- _Task prompt_:
For the entries that follow, count the lines containing the string "sensors" and write only the number.

-------- Supplied material

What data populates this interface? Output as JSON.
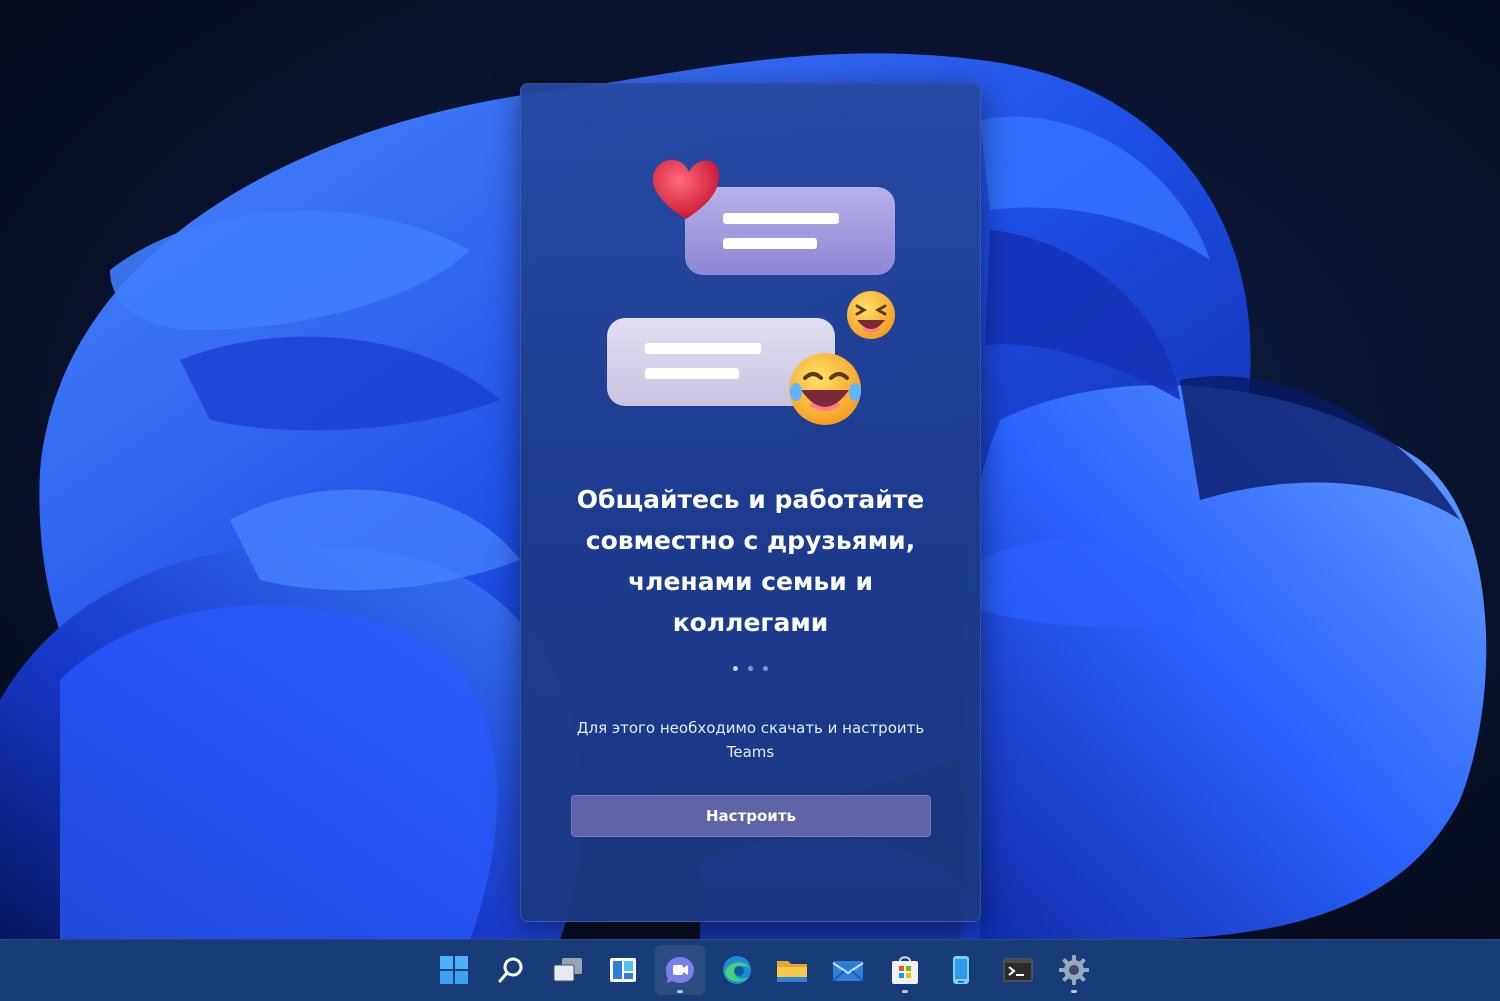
{
  "popup": {
    "headline_lines": [
      "Общайтесь и работайте",
      "совместно с друзьями,",
      "членами семьи и",
      "коллегами"
    ],
    "pager": {
      "total": 3,
      "current": 1
    },
    "subtext_lines": [
      "Для этого необходимо скачать и настроить",
      "Teams"
    ],
    "setup_button_label": "Настроить"
  },
  "taskbar": {
    "icons": [
      {
        "name": "start-icon",
        "active": false
      },
      {
        "name": "search-icon",
        "active": false
      },
      {
        "name": "task-view-icon",
        "active": false
      },
      {
        "name": "widgets-icon",
        "active": false
      },
      {
        "name": "chat-icon",
        "active": true
      },
      {
        "name": "edge-icon",
        "active": false
      },
      {
        "name": "file-explorer-icon",
        "active": false
      },
      {
        "name": "mail-icon",
        "active": false
      },
      {
        "name": "store-icon",
        "active": false,
        "running": true
      },
      {
        "name": "phone-icon",
        "active": false
      },
      {
        "name": "terminal-icon",
        "active": false
      },
      {
        "name": "settings-icon",
        "active": false,
        "running": true
      }
    ]
  },
  "colors": {
    "popup_bg": "#264aa0",
    "button_bg": "#5f63a8",
    "taskbar_bg": "#183c78",
    "wallpaper_blue": "#1e46e0"
  }
}
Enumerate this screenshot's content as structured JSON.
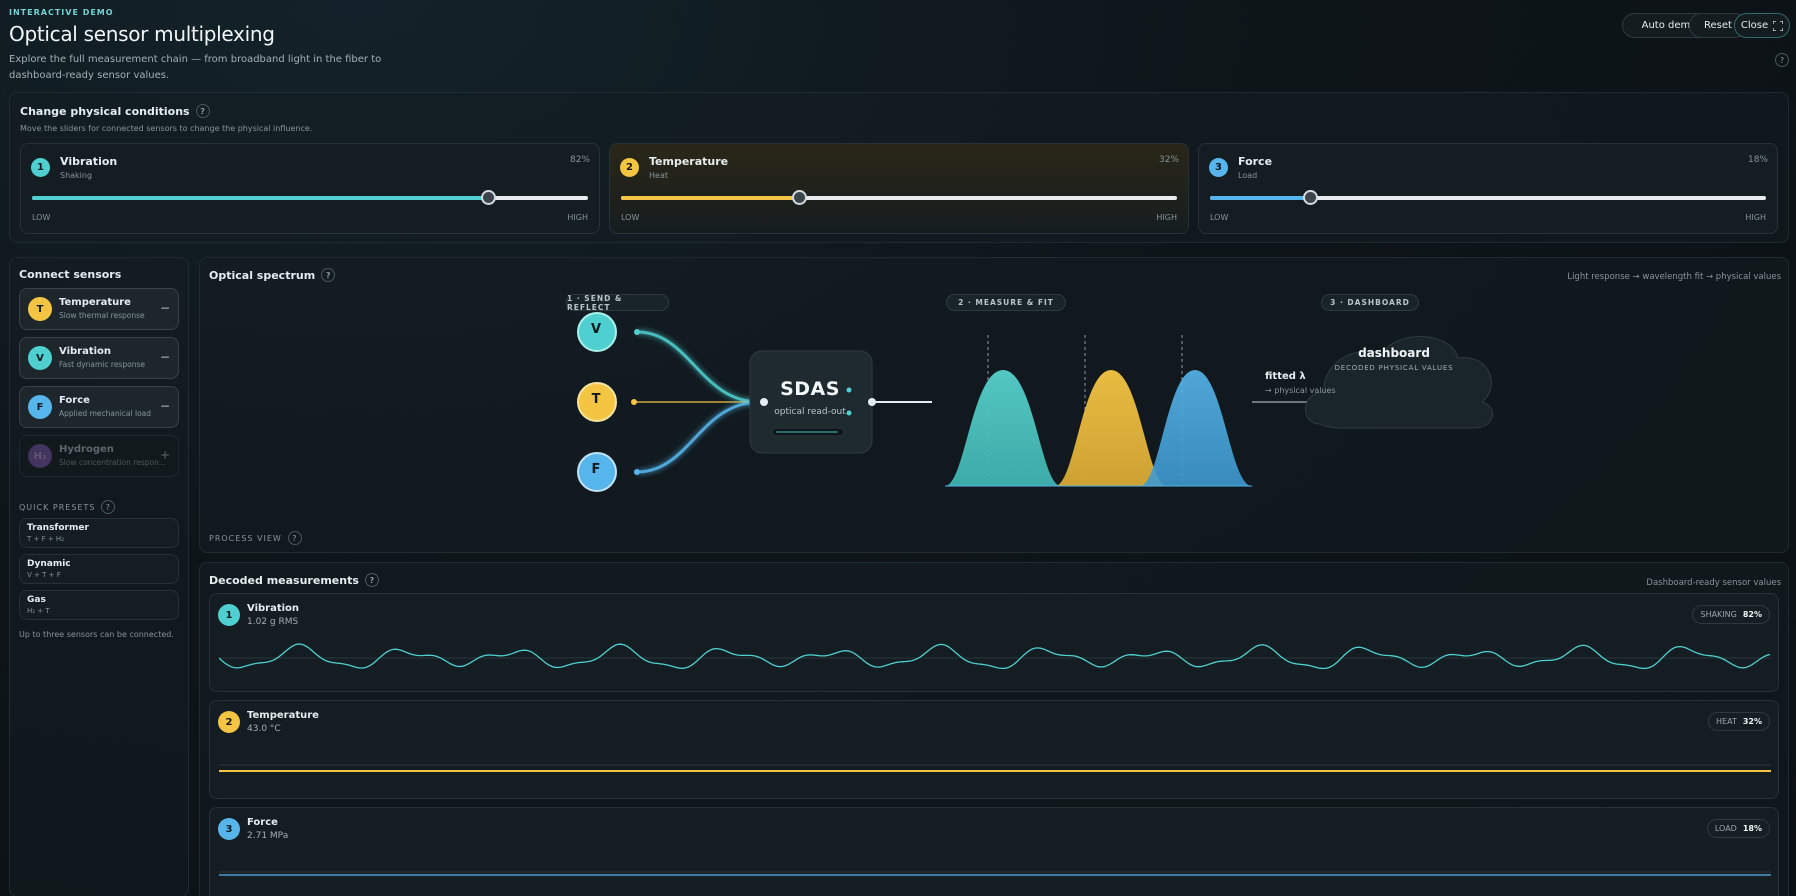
{
  "header": {
    "eyebrow": "INTERACTIVE DEMO",
    "title": "Optical sensor multiplexing",
    "description": "Explore the full measurement chain — from broadband light in the fiber to dashboard-ready sensor values.",
    "buttons": {
      "auto_demo": "Auto demo",
      "reset": "Reset",
      "close": "Close"
    },
    "help": "?"
  },
  "conditions": {
    "title": "Change physical conditions",
    "subtitle": "Move the sliders for connected sensors to change the physical influence.",
    "help": "?",
    "low": "LOW",
    "high": "HIGH",
    "sensors": [
      {
        "num": "1",
        "name": "Vibration",
        "sub": "Shaking",
        "pct_label": "82%",
        "level": 0.82,
        "color": "#4fcfcf"
      },
      {
        "num": "2",
        "name": "Temperature",
        "sub": "Heat",
        "pct_label": "32%",
        "level": 0.32,
        "color": "#f4c542"
      },
      {
        "num": "3",
        "name": "Force",
        "sub": "Load",
        "pct_label": "18%",
        "level": 0.18,
        "color": "#56b6ec"
      }
    ]
  },
  "connect": {
    "title": "Connect sensors",
    "sensors": [
      {
        "letter": "T",
        "name": "Temperature",
        "sub": "Slow thermal response",
        "action": "−",
        "color": "#f4c542"
      },
      {
        "letter": "V",
        "name": "Vibration",
        "sub": "Fast dynamic response",
        "action": "−",
        "color": "#4fcfcf"
      },
      {
        "letter": "F",
        "name": "Force",
        "sub": "Applied mechanical load",
        "action": "−",
        "color": "#56b6ec"
      },
      {
        "letter": "H₂",
        "name": "Hydrogen",
        "sub": "Slow concentration respon...",
        "action": "+",
        "color": "#8a5cc4"
      }
    ],
    "presets_title": "QUICK PRESETS",
    "presets": [
      {
        "name": "Transformer",
        "sub": "T + F + H₂"
      },
      {
        "name": "Dynamic",
        "sub": "V + T + F"
      },
      {
        "name": "Gas",
        "sub": "H₂ + T"
      }
    ],
    "note": "Up to three sensors can be connected."
  },
  "spectrum": {
    "title": "Optical spectrum",
    "right_note": "Light response → wavelength fit → physical values",
    "phases": [
      "1 · SEND & REFLECT",
      "2 · MEASURE & FIT",
      "3 · DASHBOARD"
    ],
    "nodes": [
      "V",
      "T",
      "F"
    ],
    "sdas_title": "SDAS",
    "sdas_sub": "optical read-out",
    "fit_label": "fitted λ",
    "fit_sub": "→ physical values",
    "cloud_title": "dashboard",
    "cloud_sub": "DECODED PHYSICAL VALUES",
    "process_view": "PROCESS VIEW"
  },
  "decoded": {
    "title": "Decoded measurements",
    "right_note": "Dashboard-ready sensor values",
    "rows": [
      {
        "num": "1",
        "name": "Vibration",
        "value": "1.02 g RMS",
        "badge_label": "SHAKING",
        "badge_pct": "82%",
        "color": "#4fcfcf"
      },
      {
        "num": "2",
        "name": "Temperature",
        "value": "43.0 °C",
        "badge_label": "HEAT",
        "badge_pct": "32%",
        "color": "#f4c542"
      },
      {
        "num": "3",
        "name": "Force",
        "value": "2.71 MPa",
        "badge_label": "LOAD",
        "badge_pct": "18%",
        "color": "#56b6ec"
      }
    ]
  }
}
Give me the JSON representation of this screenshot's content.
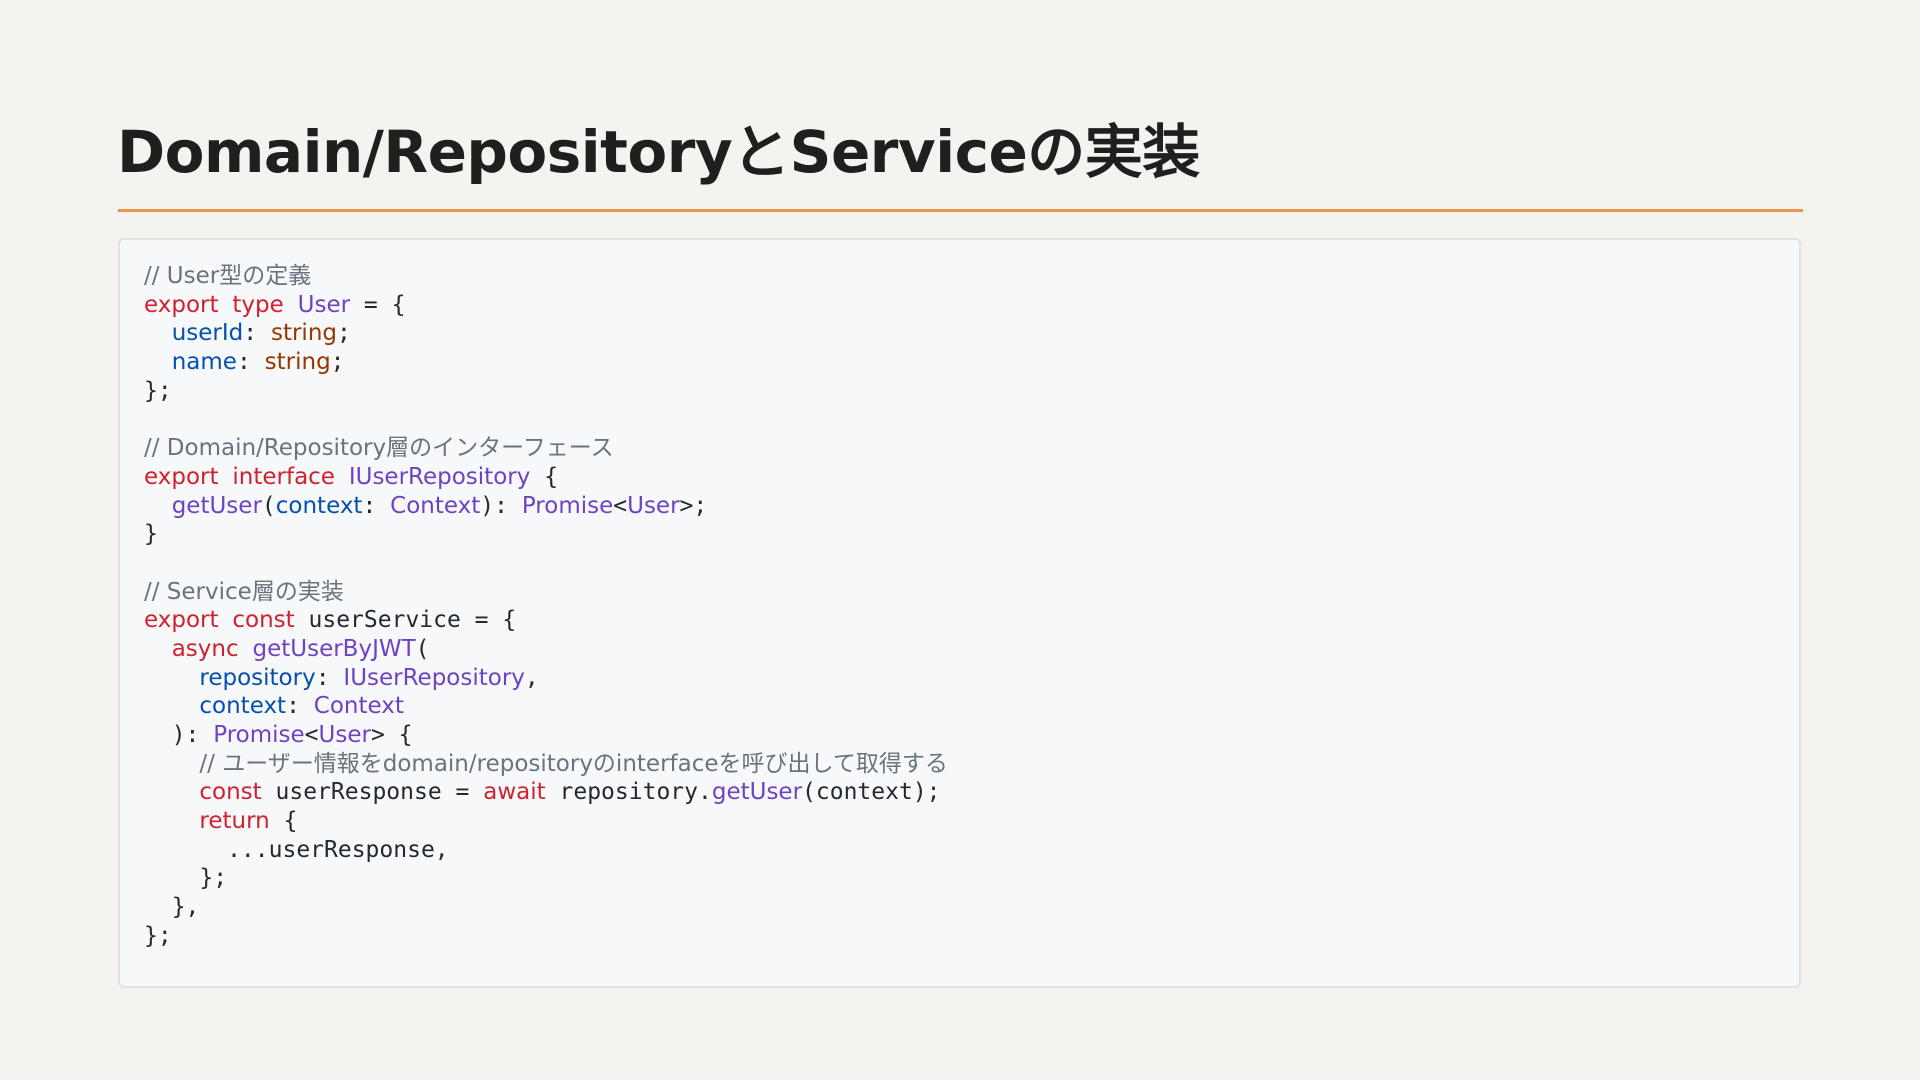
{
  "slide": {
    "title": "Domain/RepositoryとServiceの実装"
  },
  "colors": {
    "background": "#f5f3ef",
    "accent_rule": "#e8954a",
    "code_background": "#f6f8fa",
    "comment": "#6a737d",
    "keyword": "#cf222e",
    "type": "#6f42c1",
    "property": "#0550ae",
    "builtin": "#953800",
    "plain": "#24292e"
  },
  "code": {
    "language": "typescript",
    "lines": [
      [
        [
          "comment",
          "// User型の定義"
        ]
      ],
      [
        [
          "keyword",
          "export"
        ],
        [
          "plain",
          " "
        ],
        [
          "keyword",
          "type"
        ],
        [
          "plain",
          " "
        ],
        [
          "type",
          "User"
        ],
        [
          "plain",
          " = {"
        ]
      ],
      [
        [
          "plain",
          "  "
        ],
        [
          "prop",
          "userId"
        ],
        [
          "plain",
          ": "
        ],
        [
          "builtin",
          "string"
        ],
        [
          "plain",
          ";"
        ]
      ],
      [
        [
          "plain",
          "  "
        ],
        [
          "prop",
          "name"
        ],
        [
          "plain",
          ": "
        ],
        [
          "builtin",
          "string"
        ],
        [
          "plain",
          ";"
        ]
      ],
      [
        [
          "plain",
          "};"
        ]
      ],
      [],
      [
        [
          "comment",
          "// Domain/Repository層のインターフェース"
        ]
      ],
      [
        [
          "keyword",
          "export"
        ],
        [
          "plain",
          " "
        ],
        [
          "keyword",
          "interface"
        ],
        [
          "plain",
          " "
        ],
        [
          "type",
          "IUserRepository"
        ],
        [
          "plain",
          " {"
        ]
      ],
      [
        [
          "plain",
          "  "
        ],
        [
          "func",
          "getUser"
        ],
        [
          "plain",
          "("
        ],
        [
          "prop",
          "context"
        ],
        [
          "plain",
          ": "
        ],
        [
          "type",
          "Context"
        ],
        [
          "plain",
          "): "
        ],
        [
          "type",
          "Promise"
        ],
        [
          "plain",
          "<"
        ],
        [
          "type",
          "User"
        ],
        [
          "plain",
          ">;"
        ]
      ],
      [
        [
          "plain",
          "}"
        ]
      ],
      [],
      [
        [
          "comment",
          "// Service層の実装"
        ]
      ],
      [
        [
          "keyword",
          "export"
        ],
        [
          "plain",
          " "
        ],
        [
          "keyword",
          "const"
        ],
        [
          "plain",
          " userService = {"
        ]
      ],
      [
        [
          "plain",
          "  "
        ],
        [
          "keyword",
          "async"
        ],
        [
          "plain",
          " "
        ],
        [
          "func",
          "getUserByJWT"
        ],
        [
          "plain",
          "("
        ]
      ],
      [
        [
          "plain",
          "    "
        ],
        [
          "prop",
          "repository"
        ],
        [
          "plain",
          ": "
        ],
        [
          "type",
          "IUserRepository"
        ],
        [
          "plain",
          ","
        ]
      ],
      [
        [
          "plain",
          "    "
        ],
        [
          "prop",
          "context"
        ],
        [
          "plain",
          ": "
        ],
        [
          "type",
          "Context"
        ]
      ],
      [
        [
          "plain",
          "  ): "
        ],
        [
          "type",
          "Promise"
        ],
        [
          "plain",
          "<"
        ],
        [
          "type",
          "User"
        ],
        [
          "plain",
          "> {"
        ]
      ],
      [
        [
          "plain",
          "    "
        ],
        [
          "comment",
          "// ユーザー情報をdomain/repositoryのinterfaceを呼び出して取得する"
        ]
      ],
      [
        [
          "plain",
          "    "
        ],
        [
          "keyword",
          "const"
        ],
        [
          "plain",
          " userResponse = "
        ],
        [
          "keyword",
          "await"
        ],
        [
          "plain",
          " repository."
        ],
        [
          "func",
          "getUser"
        ],
        [
          "plain",
          "(context);"
        ]
      ],
      [
        [
          "plain",
          "    "
        ],
        [
          "keyword",
          "return"
        ],
        [
          "plain",
          " {"
        ]
      ],
      [
        [
          "plain",
          "      ...userResponse,"
        ]
      ],
      [
        [
          "plain",
          "    };"
        ]
      ],
      [
        [
          "plain",
          "  },"
        ]
      ],
      [
        [
          "plain",
          "};"
        ]
      ]
    ]
  }
}
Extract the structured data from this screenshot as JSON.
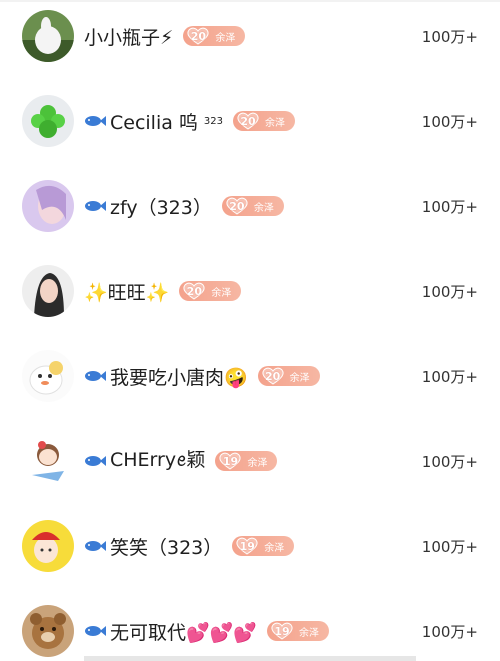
{
  "rows": [
    {
      "name": "小小瓶子⚡",
      "fish": false,
      "sup": "",
      "level": "20",
      "badge_name": "余泽",
      "count": "100万+"
    },
    {
      "name": "Cecilia 呜",
      "fish": true,
      "sup": "323",
      "level": "20",
      "badge_name": "余泽",
      "count": "100万+"
    },
    {
      "name": "zfy（323）",
      "fish": true,
      "sup": "",
      "level": "20",
      "badge_name": "余泽",
      "count": "100万+"
    },
    {
      "name": "✨旺旺✨",
      "fish": false,
      "sup": "",
      "level": "20",
      "badge_name": "余泽",
      "count": "100万+"
    },
    {
      "name": "我要吃小唐肉🤪",
      "fish": true,
      "sup": "",
      "level": "20",
      "badge_name": "余泽",
      "count": "100万+"
    },
    {
      "name": "CHErryꫀ颖",
      "fish": true,
      "sup": "",
      "level": "19",
      "badge_name": "余泽",
      "count": "100万+"
    },
    {
      "name": "笑笑（323）",
      "fish": true,
      "sup": "",
      "level": "19",
      "badge_name": "余泽",
      "count": "100万+"
    },
    {
      "name": "无可取代💕💕💕",
      "fish": true,
      "sup": "",
      "level": "19",
      "badge_name": "余泽",
      "count": "100万+"
    }
  ],
  "icons": {
    "fish": "fish-icon",
    "badge": "heart-level-icon"
  },
  "colors": {
    "badge_start": "#f4a28c",
    "badge_end": "#f6b7a3",
    "fish": "#3a7bd5"
  }
}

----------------

- _Written solution_:
5